The inevitability of change is a universal truth. The seasons, attitudes, relationships, opinions, homes, jobs – they all change. Change can be good or bad, wanted or unwanted.
I view change in two different ways – it’s either moving way too quickly and is happening all at once, or it’s moving at an extremely slow pace and I’m growing impatient. I’ve always struggled with this, as many other people do. And we all handle and cope with change in different ways. I know that College Camille would have handled it much differently than present-day Camille.
Worrying is part of my nature. It’s a self-defense mechanism – if I can picture every single negative and terrible outcome of a situation, I can better prepare myself. Perfect example: A few summers ago, my family was visiting me while I was interning in New York City when they said they had some news to share. I immediately burst into tears in a restaurant, certain it was going to be horrific, terrible news. Turns out, it was really fantastic, awesome news (duh Camille). As much as I love to try to consider myself a “go-with-the-flow” person, in most cases like the one above, I’m really not.
And while my anxiety has dramatically improved since being first diagnosed many years ago, it’s still there lurking in the background.
It’s taken me years to learn how to handle change, and now I handle it better than I ever have before. I’ve learned to accept and acknowledge change – I can’t fight it, I can’t change the change. In the past, the more I tried to ignore or resist it, the worse it got. I have to release control of the change, appreciate the positives, and move forward.
This post is stemming from a lot of new adjustments in my life and my friends lives right now. Many of my pals either have moved or are about to move to new cities, start new jobs – all great, wonderful and exciting things. But still pretty nerve-wracking and will take time to get used to. There are also so many other people who are just starting college or new schools. And if there’s one thing I can tell anyone who has just started college and is freaking out – it’s that everything will be OK, this is only temporary. Please trust me on this.
If you’re going through your own transitional time and you’re not quite sure how you feel about it, remember that it will pass. Good things can and will happen. Continue to keep your focus, stay resilient and ride it out – it won’t last forever
I feel as if I may have rambled through this entire post (and points to you if you didn’t cringe with how much I used the word ‘change’!”). My thoughts are flying, and maybe this was a way to cope with the changes in my own life. I’ll just repeat to myself – “Everything will be OK, this is only temporary.”

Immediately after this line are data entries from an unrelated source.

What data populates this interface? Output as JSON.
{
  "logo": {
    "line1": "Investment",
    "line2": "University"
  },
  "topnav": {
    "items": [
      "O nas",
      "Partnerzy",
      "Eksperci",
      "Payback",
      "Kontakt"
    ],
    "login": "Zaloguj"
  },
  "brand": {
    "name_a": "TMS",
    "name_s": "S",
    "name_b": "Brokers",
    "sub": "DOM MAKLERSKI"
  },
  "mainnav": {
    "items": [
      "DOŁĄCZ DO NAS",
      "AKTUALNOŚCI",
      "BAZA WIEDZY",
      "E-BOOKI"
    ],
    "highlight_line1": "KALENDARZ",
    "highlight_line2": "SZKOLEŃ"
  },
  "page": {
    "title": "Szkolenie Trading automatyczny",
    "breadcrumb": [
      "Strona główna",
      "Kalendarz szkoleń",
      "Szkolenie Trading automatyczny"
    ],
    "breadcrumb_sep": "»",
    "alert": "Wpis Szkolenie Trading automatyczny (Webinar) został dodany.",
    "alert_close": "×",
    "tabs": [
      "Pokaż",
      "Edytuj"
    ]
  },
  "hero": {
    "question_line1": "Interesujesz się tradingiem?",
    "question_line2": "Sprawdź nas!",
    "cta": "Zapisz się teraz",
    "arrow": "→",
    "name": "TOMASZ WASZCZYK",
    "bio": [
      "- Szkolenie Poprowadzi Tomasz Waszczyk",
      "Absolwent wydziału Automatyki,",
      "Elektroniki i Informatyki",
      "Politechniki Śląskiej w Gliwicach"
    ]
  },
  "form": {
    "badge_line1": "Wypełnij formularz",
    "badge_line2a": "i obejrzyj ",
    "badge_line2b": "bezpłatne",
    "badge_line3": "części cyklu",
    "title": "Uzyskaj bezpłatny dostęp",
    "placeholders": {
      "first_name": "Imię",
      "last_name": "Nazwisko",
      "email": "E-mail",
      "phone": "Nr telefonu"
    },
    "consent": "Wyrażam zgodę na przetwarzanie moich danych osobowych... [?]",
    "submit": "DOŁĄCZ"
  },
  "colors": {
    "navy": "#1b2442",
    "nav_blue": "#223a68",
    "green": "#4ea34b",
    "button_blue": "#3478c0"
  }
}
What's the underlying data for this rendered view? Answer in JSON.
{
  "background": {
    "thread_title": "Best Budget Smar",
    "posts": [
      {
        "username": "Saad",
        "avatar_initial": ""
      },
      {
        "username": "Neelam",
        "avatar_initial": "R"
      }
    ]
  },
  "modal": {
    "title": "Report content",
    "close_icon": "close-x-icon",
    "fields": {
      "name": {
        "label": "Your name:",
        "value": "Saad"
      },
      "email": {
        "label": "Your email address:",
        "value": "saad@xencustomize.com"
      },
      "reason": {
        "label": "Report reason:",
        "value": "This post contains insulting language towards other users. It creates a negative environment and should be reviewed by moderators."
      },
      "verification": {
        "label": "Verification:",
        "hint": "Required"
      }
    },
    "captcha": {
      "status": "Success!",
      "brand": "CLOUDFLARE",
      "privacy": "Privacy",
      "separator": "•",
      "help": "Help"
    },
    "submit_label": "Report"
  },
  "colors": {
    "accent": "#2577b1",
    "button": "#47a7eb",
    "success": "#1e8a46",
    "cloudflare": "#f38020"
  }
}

Of the little we have left, I wish you the best rest of your summer, and I’ll see you in September. Take care of yourself and be well. ❤
If we don’t change, we don’t grow. If we don’t grow, we aren’t really living. – Gail Sheehy